■ PROBLEM TO SOLVE: Look below. Copy each line that has "meta" in it.

■ Dataset items:
=====

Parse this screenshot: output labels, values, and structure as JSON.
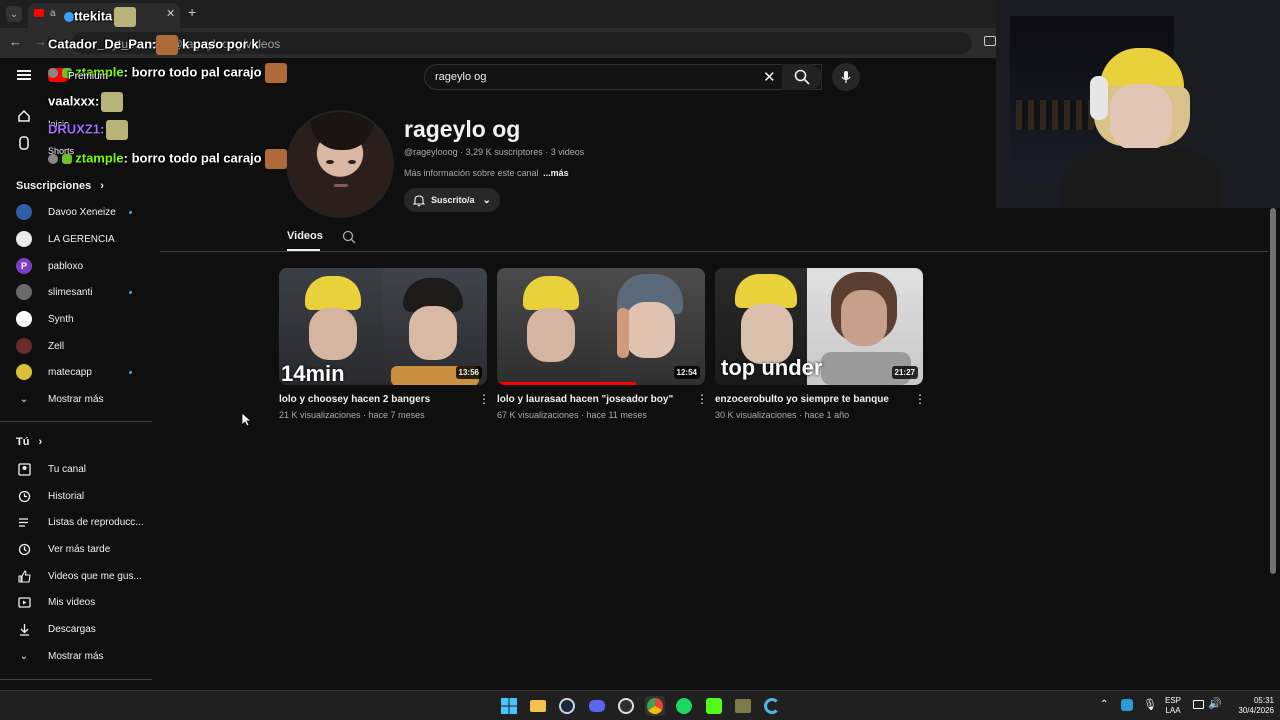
{
  "browser": {
    "tab_title": "ttekita",
    "tab_prefix": "a",
    "omnibox_text": "ytube.com/@rageylooog/videos"
  },
  "youtube": {
    "premium_label": "Premium",
    "search_query": "rageylo og",
    "nav": [
      {
        "label": "Inicio",
        "icon": "home-icon"
      },
      {
        "label": "Shorts",
        "icon": "shorts-icon"
      }
    ],
    "subscriptions_heading": "Suscripciones",
    "subscriptions": [
      {
        "label": "Davoo Xeneize",
        "dot": true,
        "color": "#2c5fa8"
      },
      {
        "label": "LA GERENCIA",
        "dot": false,
        "color": "#eaeaea"
      },
      {
        "label": "pabloxo",
        "dot": false,
        "color": "#7b3fc4",
        "letter": "P"
      },
      {
        "label": "slimesanti",
        "dot": true,
        "color": "#6a6a6a"
      },
      {
        "label": "Synth",
        "dot": false,
        "color": "#ffffff"
      },
      {
        "label": "Zell",
        "dot": false,
        "color": "#6b2b2b"
      },
      {
        "label": "matecapp",
        "dot": true,
        "color": "#d9c23b"
      }
    ],
    "show_more": "Mostrar más",
    "you_heading": "Tú",
    "you_items": [
      {
        "label": "Tu canal",
        "icon": "channel-icon"
      },
      {
        "label": "Historial",
        "icon": "history-icon"
      },
      {
        "label": "Listas de reproducc...",
        "icon": "playlist-icon"
      },
      {
        "label": "Ver más tarde",
        "icon": "clock-icon"
      },
      {
        "label": "Videos que me gus...",
        "icon": "thumbs-up-icon"
      },
      {
        "label": "Mis videos",
        "icon": "my-videos-icon"
      },
      {
        "label": "Descargas",
        "icon": "download-icon"
      }
    ],
    "show_more_2": "Mostrar más",
    "channel": {
      "name": "rageylo og",
      "meta": "@rageylooog · 3,29 K suscriptores · 3 videos",
      "about": "Más información sobre este canal",
      "about_more": "...más",
      "subscribed_label": "Suscrito/a",
      "tab_videos": "Videos"
    },
    "videos": [
      {
        "title": "lolo y choosey hacen 2 bangers",
        "meta": "21 K visualizaciones · hace 7 meses",
        "duration": "13:56",
        "overlay": "14min",
        "progress": 0
      },
      {
        "title": "lolo y laurasad hacen \"joseador boy\"",
        "meta": "67 K visualizaciones · hace 11 meses",
        "duration": "12:54",
        "overlay": "",
        "progress": 0.67
      },
      {
        "title": "enzocerobulto yo siempre te banque",
        "meta": "30 K visualizaciones · hace 1 año",
        "duration": "21:27",
        "overlay": "top under",
        "progress": 0
      }
    ]
  },
  "chat": [
    {
      "user": "Catador_De_Pan:",
      "msg": " k paso por k",
      "color": "#ffffff"
    },
    {
      "user": "ztample",
      "msg": ": borro todo pal carajo",
      "color": "#7CFC00"
    },
    {
      "user": "vaalxxx:",
      "msg": "",
      "color": "#ffffff"
    },
    {
      "user": "DRUXZ1:",
      "msg": "",
      "color": "#a36bff"
    },
    {
      "user": "ztample",
      "msg": ": borro todo pal carajo",
      "color": "#7CFC00"
    }
  ],
  "taskbar": {
    "lang_top": "ESP",
    "lang_bottom": "LAA",
    "time": "05:31",
    "date": "30/4/2026"
  }
}
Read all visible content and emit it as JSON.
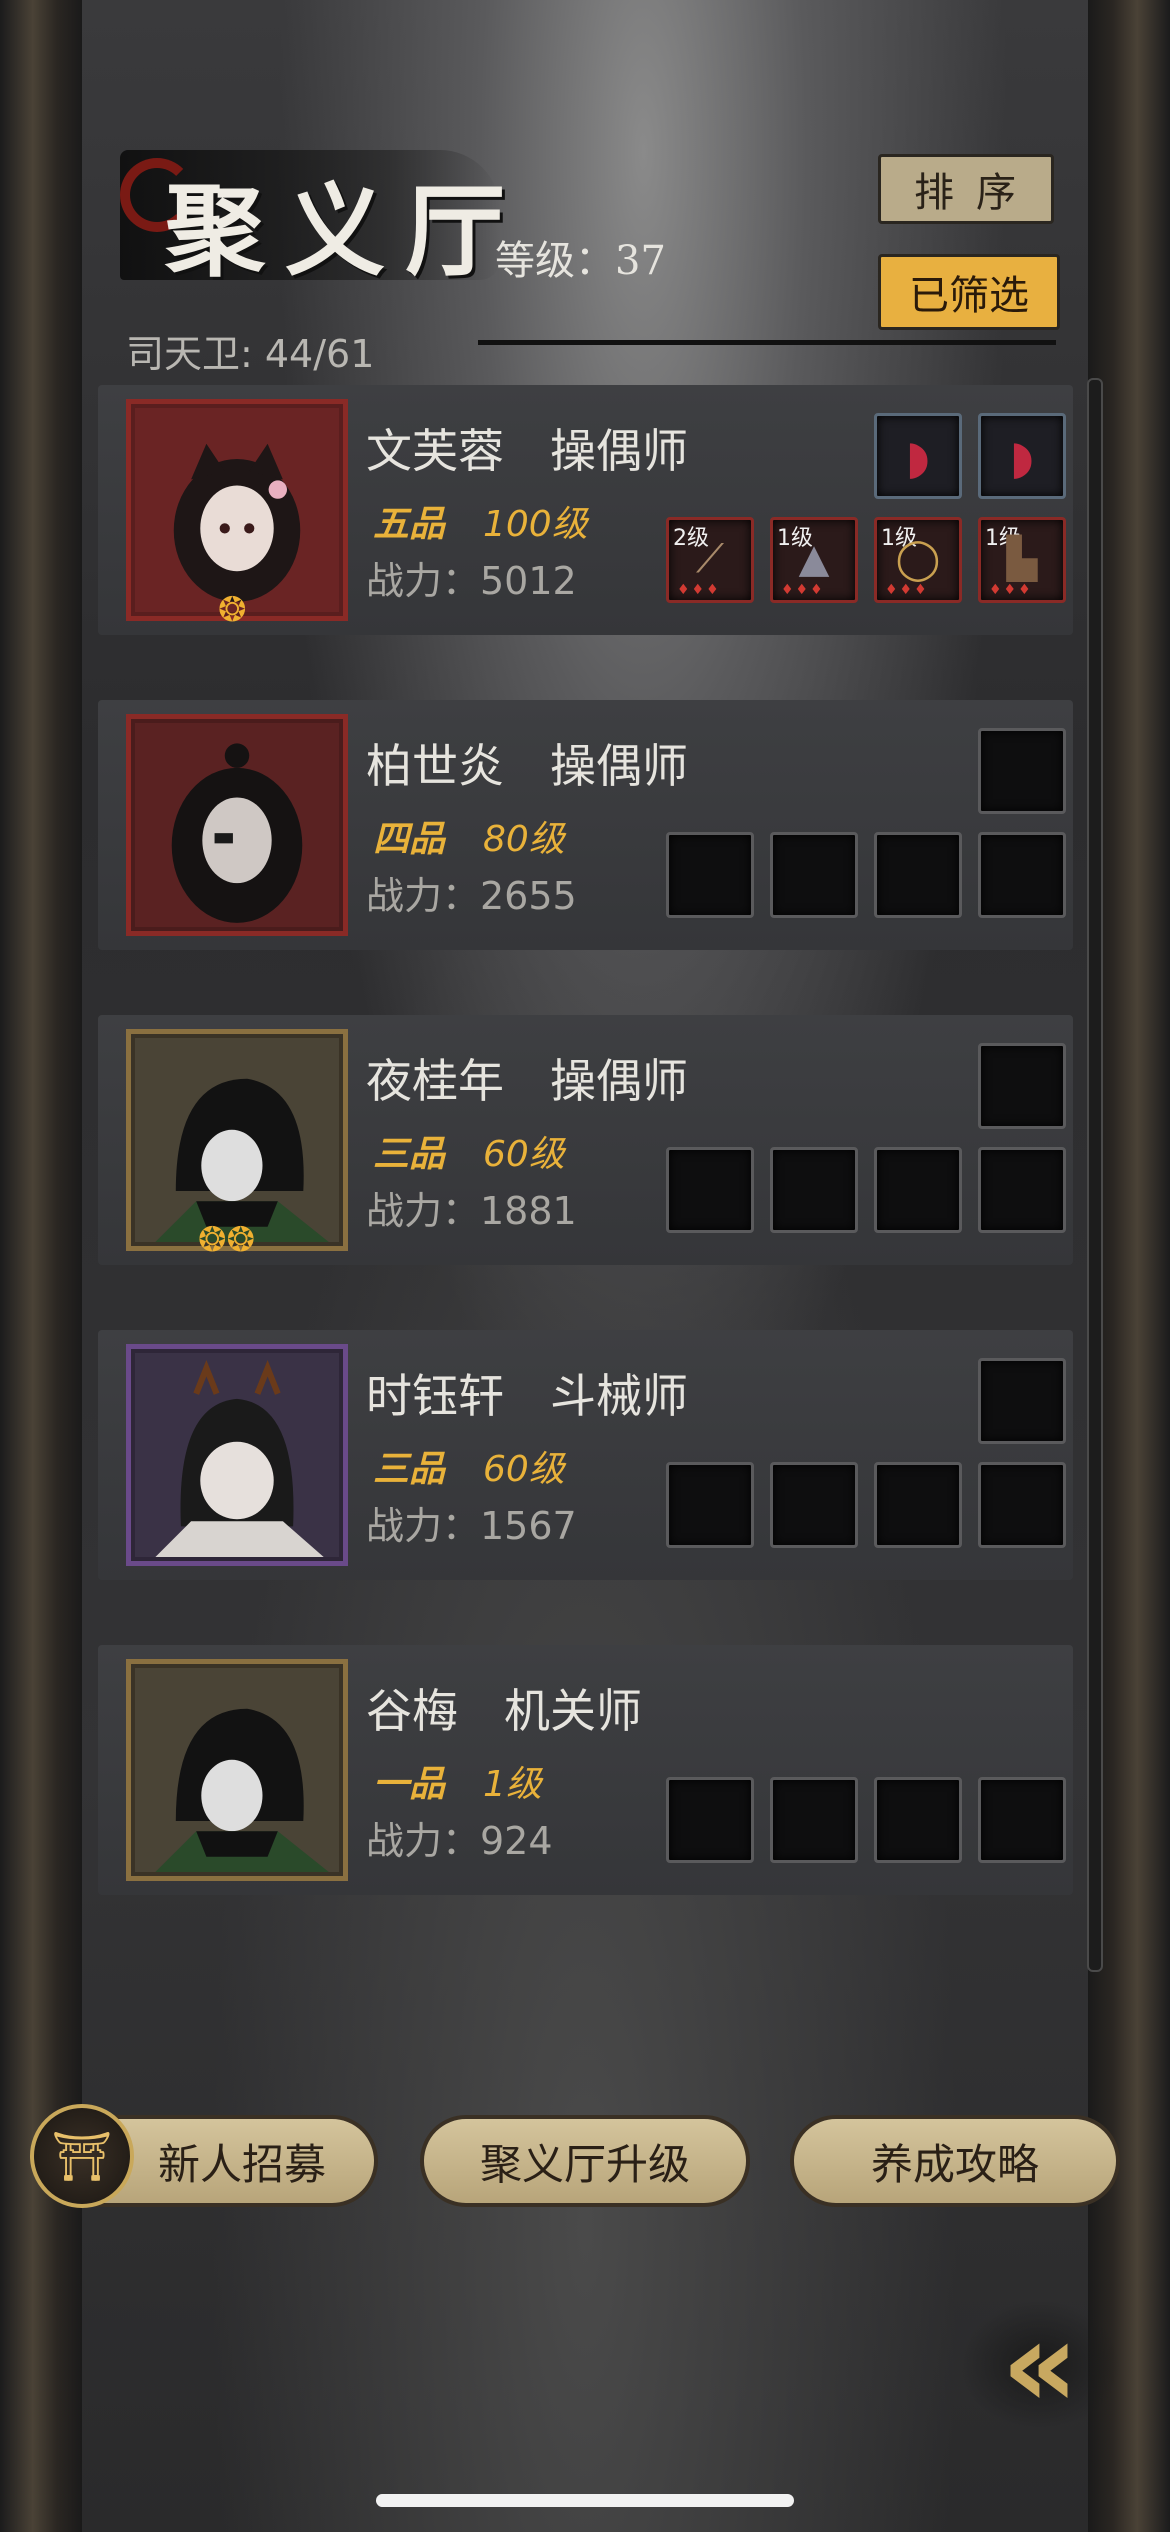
{
  "header": {
    "title": "聚义厅",
    "level_text": "等级：37",
    "member_count": "司天卫: 44/61",
    "sort_label": "排序",
    "filter_label": "已筛选"
  },
  "members": [
    {
      "name": "文芙蓉　操偶师",
      "rank": "五品",
      "level": "100级",
      "power": "战力：5012",
      "equip": [
        {
          "lv": "2级",
          "icon": "crossbow-icon"
        },
        {
          "lv": "1级",
          "icon": "armor-icon"
        },
        {
          "lv": "1级",
          "icon": "ring-icon"
        },
        {
          "lv": "1级",
          "icon": "boots-icon"
        }
      ],
      "badge": "gold-swirl-icon"
    },
    {
      "name": "柏世炎　操偶师",
      "rank": "四品",
      "level": "80级",
      "power": "战力：2655"
    },
    {
      "name": "夜桂年　操偶师",
      "rank": "三品",
      "level": "60级",
      "power": "战力：1881"
    },
    {
      "name": "时钰轩　斗械师",
      "rank": "三品",
      "level": "60级",
      "power": "战力：1567"
    },
    {
      "name": "谷梅　机关师",
      "rank": "一品",
      "level": "1级",
      "power": "战力：924"
    }
  ],
  "buttons": {
    "recruit": "新人招募",
    "upgrade": "聚义厅升级",
    "guide": "养成攻略"
  },
  "colors": {
    "accent_gold": "#e8b040",
    "rank_text": "#e9b23a",
    "frame_red": "#8a2a26",
    "frame_gold": "#8a7040",
    "frame_purple": "#6a4a8a"
  }
}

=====

■ SOLUTION TO THE PROBLEM:
      "meta": "@rageylooog · 3,29 K suscriptores · 3 videos",
        "meta": "21 K visualizaciones · hace 7 meses",
        "meta": "67 K visualizaciones · hace 11 meses",
        "meta": "30 K visualizaciones · hace 1 año",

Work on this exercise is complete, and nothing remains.